A Kaiser Permanente spokesperson told Rewire that the Oakland-based health-care provider’s policies permit employees to take part in political activities, as long as workers are off the clock, off premises, and avoid the appearance of representing their employer.
Asked whether participating in Kaiser for Life might violate company policy, the spokesperson would only say that the nonprofit has no immediate knowledge of the organization or contact with it.
“Kaiser Permanente is committed to providing the full range of comprehensive, integrated women’s health services for our members,” the spokesperson noted in an email.
The spokesperson said “elective” pregnancy terminations are performed at some Kaiser Permanente facilities, “usually as a result of complications or multiple fetal anomalies,” while other abortion services are provided through Planned Parenthood and Family Planning Associates.
Anti-choice advocacy by doctors and nurses isn’t unheard of, and the Californians for Life website lists participating groups like the Association of Pro-Life Physicians and California Nurses for Ethical Standards, which “promotes respect” for the “preborn.”
Conversely, anti-choice groups routinely target companies that, among other things, allow voluntary employee-donation programs to Planned Parenthood.
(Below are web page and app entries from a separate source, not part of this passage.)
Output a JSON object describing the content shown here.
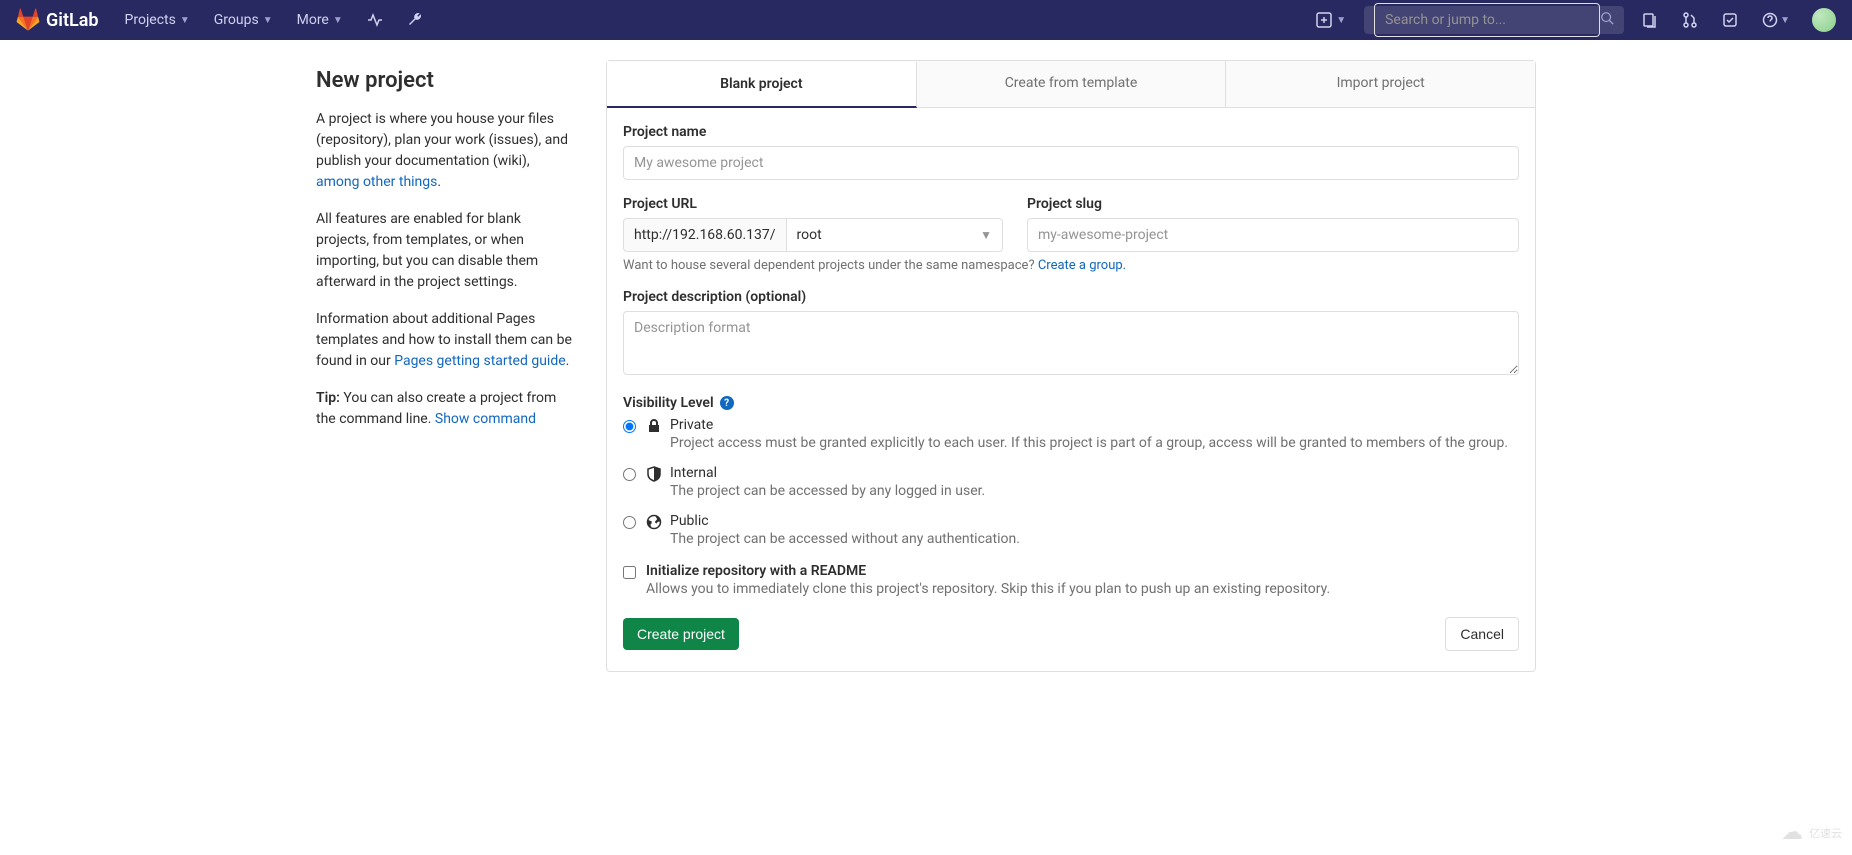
{
  "navbar": {
    "brand": "GitLab",
    "projects": "Projects",
    "groups": "Groups",
    "more": "More",
    "search_placeholder": "Search or jump to..."
  },
  "sidebar": {
    "title": "New project",
    "p1_a": "A project is where you house your files (repository), plan your work (issues), and publish your documentation (wiki), ",
    "p1_link": "among other things",
    "p1_b": ".",
    "p2": "All features are enabled for blank projects, from templates, or when importing, but you can disable them afterward in the project settings.",
    "p3_a": "Information about additional Pages templates and how to install them can be found in our ",
    "p3_link": "Pages getting started guide",
    "p3_b": ".",
    "tip_label": "Tip:",
    "tip_text": " You can also create a project from the command line. ",
    "tip_link": "Show command"
  },
  "tabs": {
    "blank": "Blank project",
    "template": "Create from template",
    "import": "Import project"
  },
  "form": {
    "name_label": "Project name",
    "name_placeholder": "My awesome project",
    "url_label": "Project URL",
    "url_prefix": "http://192.168.60.137/",
    "namespace": "root",
    "slug_label": "Project slug",
    "slug_placeholder": "my-awesome-project",
    "namespace_hint": "Want to house several dependent projects under the same namespace? ",
    "namespace_link": "Create a group.",
    "desc_label": "Project description (optional)",
    "desc_placeholder": "Description format",
    "visibility_label": "Visibility Level",
    "vis_private_title": "Private",
    "vis_private_desc": "Project access must be granted explicitly to each user. If this project is part of a group, access will be granted to members of the group.",
    "vis_internal_title": "Internal",
    "vis_internal_desc": "The project can be accessed by any logged in user.",
    "vis_public_title": "Public",
    "vis_public_desc": "The project can be accessed without any authentication.",
    "readme_title": "Initialize repository with a README",
    "readme_desc": "Allows you to immediately clone this project's repository. Skip this if you plan to push up an existing repository.",
    "create_btn": "Create project",
    "cancel_btn": "Cancel"
  },
  "watermark": "亿速云"
}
Bank of America, as Rewirereported, was subject to an anti-choice boycott late last year.